Ireland’s economic growth will slow by 2050 – report
A new report has suggested that Ireland’s economic growth will slow over the medium to long-term due to a range of factors, including the ageing of the population.
The research, produced by the Department of Finance and the International Monetary Fund, predicts that the pace of growth of Modified Gross National Income or GNI*, which is a measure of economic output, will moderate during the second half of this decade.
It forecasts that annual growth will average around 2.5% in the second half of this decade, before slowing to around 1.25% a year on average from 2030 to 2050.
This will then converge to just 1% by 2050.
However, range of high-growth and low-growth scenarios are also considered in the paper which show that average annual long-run economic growth from 2030 to 2050 could range from just over 0.5% in a low-growth scenario to over 2.5% in a high-growth scenario.
The analysis blames the slowdown on a number of factors, including increased demographic pressures arising from a rapidly ageing population leading to a declining workforce as a share of the overall population and an associated fall in the participation rate.
Another factor is an expected moderation in productivity growth as it converges to natural limits.
“Other fundamental changes are also underway – the need to decarbonise our economy, the need to meet the digitisation challenge, to name just two,” Minister for Finance, Michael McGrath said.
“We must plan for this now and the establishment of the Future Ireland Fund, and the Infrastructure, Climate and Nature Fund, as announced in the Budget on Tuesday, are important policy instruments that will help current and future generations address these fundamental changes.”
The publication of the report came as the Minister for Finance formally gave the country’s Draft Budgetary Plan out to 2024 to the European Commission and Eurogroup.

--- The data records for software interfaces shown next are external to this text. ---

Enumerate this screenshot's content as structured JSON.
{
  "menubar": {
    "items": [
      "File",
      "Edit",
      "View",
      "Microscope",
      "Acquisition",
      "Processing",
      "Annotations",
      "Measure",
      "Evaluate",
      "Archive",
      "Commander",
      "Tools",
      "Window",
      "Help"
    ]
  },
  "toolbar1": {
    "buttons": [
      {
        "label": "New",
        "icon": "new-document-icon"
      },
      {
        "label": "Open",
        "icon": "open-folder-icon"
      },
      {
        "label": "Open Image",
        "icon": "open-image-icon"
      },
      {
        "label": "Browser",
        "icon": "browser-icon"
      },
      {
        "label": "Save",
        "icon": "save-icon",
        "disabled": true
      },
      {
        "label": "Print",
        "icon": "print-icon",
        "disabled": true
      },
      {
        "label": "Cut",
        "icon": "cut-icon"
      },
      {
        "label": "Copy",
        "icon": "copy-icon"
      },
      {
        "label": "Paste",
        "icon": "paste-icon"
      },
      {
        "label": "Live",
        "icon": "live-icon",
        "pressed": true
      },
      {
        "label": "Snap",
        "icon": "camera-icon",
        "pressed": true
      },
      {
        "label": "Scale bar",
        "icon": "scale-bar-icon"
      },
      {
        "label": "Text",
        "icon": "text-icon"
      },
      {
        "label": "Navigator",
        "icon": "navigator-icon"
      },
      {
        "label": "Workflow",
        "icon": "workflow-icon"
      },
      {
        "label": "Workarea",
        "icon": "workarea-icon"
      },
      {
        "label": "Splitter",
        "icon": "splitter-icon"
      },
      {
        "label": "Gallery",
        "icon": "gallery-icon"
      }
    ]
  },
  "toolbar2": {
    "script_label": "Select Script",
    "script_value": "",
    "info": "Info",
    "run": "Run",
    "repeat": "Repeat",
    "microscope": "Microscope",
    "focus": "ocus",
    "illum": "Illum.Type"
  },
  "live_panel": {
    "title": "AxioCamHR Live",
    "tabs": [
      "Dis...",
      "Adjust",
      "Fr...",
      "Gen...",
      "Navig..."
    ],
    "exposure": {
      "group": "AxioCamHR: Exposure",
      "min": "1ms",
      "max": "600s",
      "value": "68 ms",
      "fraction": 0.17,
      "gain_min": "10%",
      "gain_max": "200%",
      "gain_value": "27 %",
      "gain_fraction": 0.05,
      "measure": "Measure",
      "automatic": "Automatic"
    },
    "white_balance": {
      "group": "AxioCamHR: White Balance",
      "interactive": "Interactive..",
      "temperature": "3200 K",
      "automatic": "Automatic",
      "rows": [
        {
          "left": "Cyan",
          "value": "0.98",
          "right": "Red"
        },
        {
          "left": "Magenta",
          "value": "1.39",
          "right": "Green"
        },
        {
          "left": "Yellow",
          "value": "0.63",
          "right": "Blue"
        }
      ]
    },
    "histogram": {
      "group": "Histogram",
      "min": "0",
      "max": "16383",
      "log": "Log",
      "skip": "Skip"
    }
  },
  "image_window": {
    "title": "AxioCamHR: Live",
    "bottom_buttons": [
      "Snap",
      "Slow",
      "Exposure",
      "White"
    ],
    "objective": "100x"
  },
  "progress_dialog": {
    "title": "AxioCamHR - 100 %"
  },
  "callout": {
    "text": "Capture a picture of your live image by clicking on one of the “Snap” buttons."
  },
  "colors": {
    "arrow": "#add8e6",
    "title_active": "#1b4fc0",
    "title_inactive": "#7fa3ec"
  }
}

“All euro area Member States transmit their budgetary plans to the European authorities each year, in accordance with their obligations as members of the single currency,” the minister said.